Cloud Run service in Google cloud console.

At Outfit7, we use Terraform to manage our infrastructure on Google Cloud. It is a robust infrastructure-as-a-code tool that uses a declarative language to define the infrastructure objects. Google provides a Cloud Run resource definition, so the migration from custom scripts and Knative service definitions is simple and fast.

Applying the Terraform resource automated the provisioning of the necessary infrastructure:

  • Kubernetes cluster and node pool
  • Networking features, such as load balancer with TLS termination, routing rules, domain names and DNS registration
  • A Cloud Run service running specified docker image, exposed on a unique URI

This infrastructure is fully managed by Google, so a developer does not need to maintain (or even know about) it.

Zero-downtime migration

We provide the service URI as part of client service discovery configuration, so zero-downtime migration was a matter of a re-configuration and single rollout to production.

CI/CD workflow needed to be updated to no longer use custom scripting for connecting with an external Kubernetes cluster, but use a streamlined CircleCI Cloud Run orb to deploy to Google Cloud directly.

Flexible revision management

Every time a Cloud Run service is deployed, a new immutable revision is created. It offers a robust mechanism to control revision tagging and traffic assignment at deploy time.

We tag the production deployments with the custom revision tag and perform a gradual traffic split between the old and the new revision. This way, we achieve a gradual rollout to allow the underlying Kubernetes cluster to scale and have the option to rollback in case of unexpected problems during deployment.

Cloud Run revision tagging is an extremely powerful mechanism for supporting development workflows. It enables developers to expose custom-tagged revisions on the same cloud infrastructure without assigning production traffic to it.

Cloud Run also offers the concept of “latest” deployed revision. This implicit tag can be targeted by integration tests so they always run against the latest deployed service revision.

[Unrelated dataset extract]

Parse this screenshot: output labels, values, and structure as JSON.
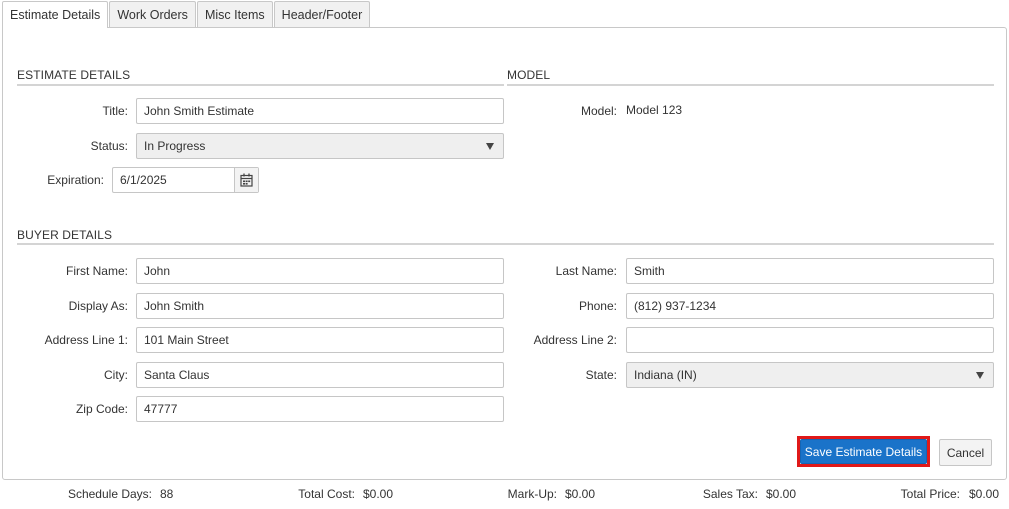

Cost evaluation

After the migration, it turned out that the infrastructure costs were comparable between the old and new setups. In addition to reducing the costs of infrastructure management effort, we were able to get additional discounted prices using committed use discounts.

Migration challenges

Using a fully managed environment introduces an obvious drawback: You cannot directly access or discover underlying Kubernetes nodes or pods.

This makes it impossible to add sidecar containers to pods, which posed a problem for us as we used a Prometheus scraper for custom metric collection.

Because of this, we were forced to abandon the Prometheus poll-based scraping approach and instead implement a push-based custom metrics collection via the Google Cloud Monitoring.


Working on this migration was an interesting challenge, but now Outfit7 backend takes advantage of Cloud Run more and more, gradually migrating all applicable backend services to it. It helped us significantly increase developer velocity and reduce the infrastructure maintenance.

Cloud Run is still a relatively young offering within the Google Cloud product suite, so I am excited to see what features get added in the future.

What’s your experience with Cloud Run? Feel free to share your thoughts in the comments!